The level playing field obligations are likely to be one of the most difficult and contentious issues in the forthcoming negotiations.
What about investment protection?
While normal free trade agreements do not contain level playing field provisions of the kind envisaged by the Commission in its slides, they do often provide protection for investors against arbitrary or unfair action in the host country including provision for investor-state dispute settlement. In the case of CETA, which the UK takes as its model, these are particularly highly developed and including a provision for disputes to be settled by an independent Tribunal, which it is hoped will evolve into a multilateral Investment Court System.
The rationale for including specific protection for investors, including investor-state dispute settlement, in trade agreements is that it is not feasible to give them direct effect (see above). If the EU and the UK provide that the provisions of their future relationship not have direct effect, they will simultaneously diminish the value of any level playing field provisions that they include and emphasise the need for investor state dispute settlement.

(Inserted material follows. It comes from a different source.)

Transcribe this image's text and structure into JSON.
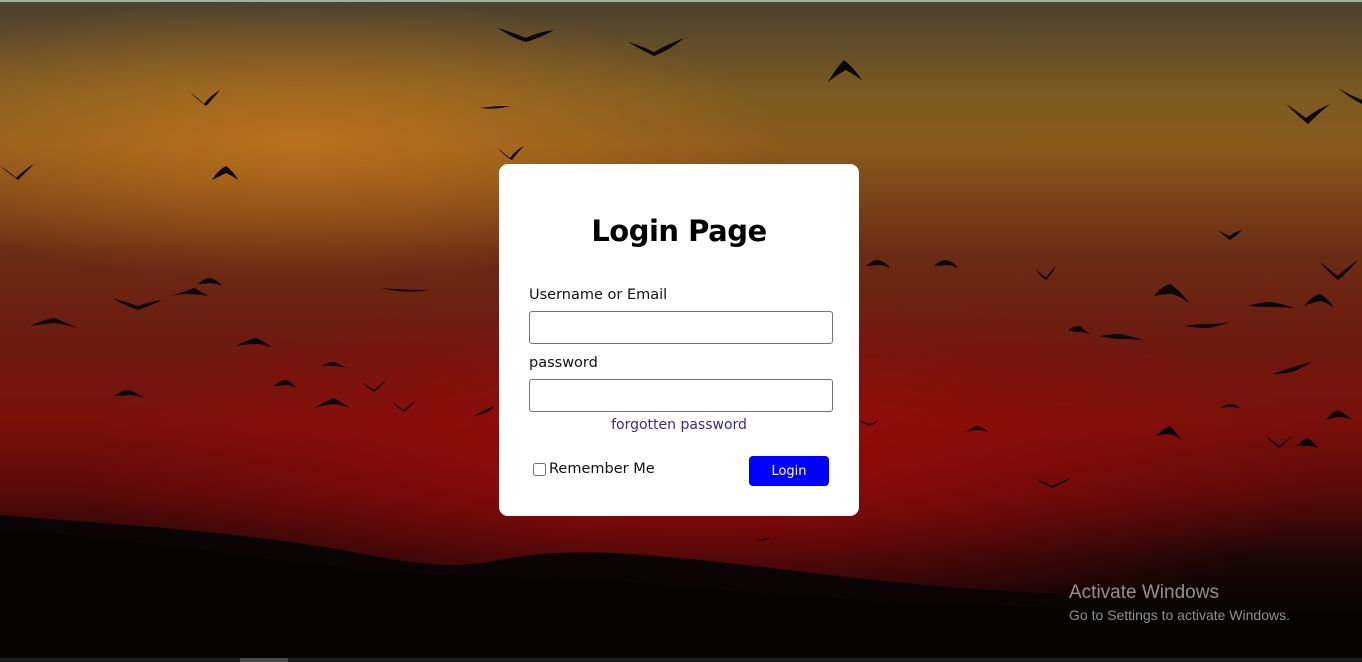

There is no reference to investor protection in any of the EU slides or negotiating documents and the subject does not seem to have been raised by the UK as yet either. If they are not to be included, the future relationship between the UK and the EU will be CETA-minus or at least CETA-different.
The above points are a non-exhaustive list of some critical issues that will need to be resolved during the forthcoming negotiations on the future relationship between the UK and the EU. It is to be hoped that the negotiating positions that are expected to be adopted by each party during the month of February will address them in a manner that allows constructive negotiations to be started.